Legal updates

The innocuously named Treasury Laws Amendment (2017 Enterprise Incentives No 2) Bill 2017 (Cth) (the Bill) makes only a small number of amendments to the Corporations Act 2001 (Cth) insofar as the safe harbour reforms of Australia’s insolvent trading law are concerned.

Members of the Senate have temporarily put aside considerations of postal votes, plebiscites and dual citizens to approve the safe harbour and related laws.

On 3 August 2017 Nippon Yusen Kabushiki Kaisha (NYK) was fined $25 million in the first ever criminal cartel prosecution commenced in Australia. Cartel conduct became criminal under Australian competition law in 2009. This is the second highest monetary penalty for cartel conduct in Australia. The decision of the Federal Court in this case outlines how the Court will determine penalties for criminal cartel conduct including discounts available for early cooperation and the little assistance offered by penalties in civil cartel cases.

In the recent decision of the Federal Court in Josa Constructions Pty Ltd (Administrators Appointed) and Equipment Hire Pty Ltd (Administrators Appointed) [2017] FCA 822, JWS was successful in encouraging the Court to strike a balance between the legislative intention that an administration under Part 5.3A of the Corporations Act 2001 (Cth) (Act) be conducted with relative speed, and the overall objective of Part 5.3A to maximise the return for creditors and any return to shareholders.

The Queensland Supreme Court in the case of Scott & Ors v Port Hinchinbrook Services Limited & Ors [2017] QSC 92 has again confirmed the utility of a Deed of Company Arrangement (DOCA) in respect of director appointments and members’ rights as part of a restructure.

There have been a number of significant developments in the Dispute Resolution team.

The Full Bench of the Fair Work Commission recently determined to make a number of amendments to modern awards relating to casual and part-time employees. 

The Federal Court has released its judgment in favour of Brickworks Limited and Washington H. Soul Pattinson and Company Limited, in its proceedings with Perpetual.

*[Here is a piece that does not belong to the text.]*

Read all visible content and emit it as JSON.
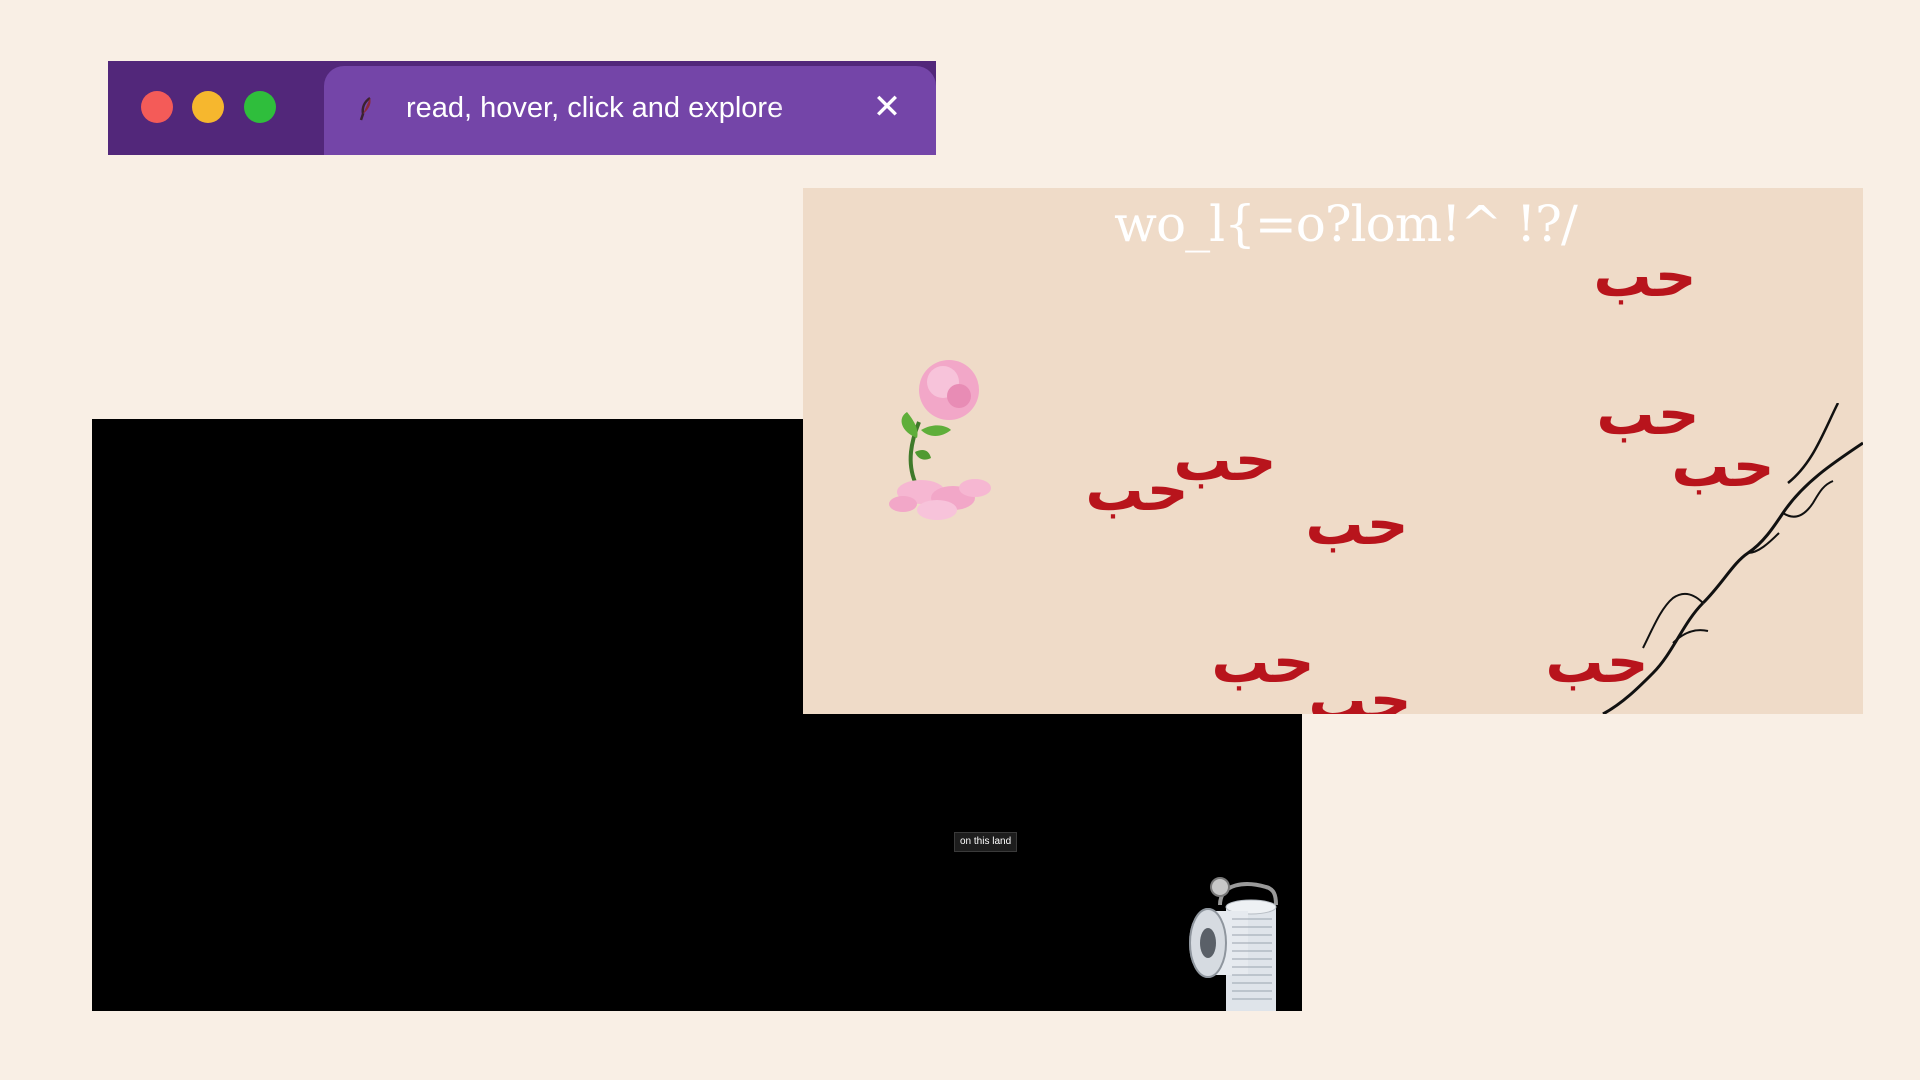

A recent court decision is a timely reminder of the limitations that can affect a person’s ability to rely on set-off rights when a debtor or contract counterparty becomes insolvent.

The decision of Tottle J of the Supreme Court of Western Australia in Hamersley Iron Pty Ltd v Forge Group Power Pty Ltd (in liquidation) (receivers and managers appointed) has given much needed clarification of the operation of the statutory set-off provision in section 553C of the Corporations Act 2001 and the effect of the attachment of a security interest under section 19 of the Personal Property Securities Act 2009 (PPSA).

It is not uncommon for administrators to be appointed in the period between a company being served with a creditor’s winding up application and the date on which that application is to be heard. Despite their appointment, and unless the administrator attempts to intervene, the Court can and often will hear the winding up application and, if appropriate, order that the company be wound up and terminate the administration.

Administrators may apply to adjourn an application to wind up a company which is under administration pursuant to s 440A(2) of the Corporations Act 2001 (Cth) (Act). In order to do so, they must satisfy the Court that the continuation of the administration is in the best interests of creditors.

On 9 March 2017, the Federal Court of Australia dismissed allegations brought by the Australian Competition and Consumer Commission (ACCC) against Australia’s largest cable manufacturers, Olex Australia Pty Limited and Prysmian Power Cables & Systems Australia Pty Limited (together the Manufacturers), three electrical cable wholesalers, Rexel Electrical Suppliers Pty Ltd, Australian regional Wholesalers Pty Limited and Lawrence & Hanson Group Pty Ltd, (together the Wholesalers) and six individual respondents for cartel conduct – a cartel that the ACCC considered so serious that it, in consultation with the CDPP, deliberated prosecuting as a criminal action initially.

The Australian Competition Tribunal has given competition approval for the $11bn merger of Tabcorp and Tatts. Although the Tribunal was the first instance decision maker in this case, under proposed changes to the Competition and Consumer Act 2010 (Cth) (CCA) recommended by the Harper Review, the ACCC will become the first instance decision maker in merger authorisations in the future and empowered to authorise mergers on the basis that they either will not substantially lessen competition or will result in net public benefits.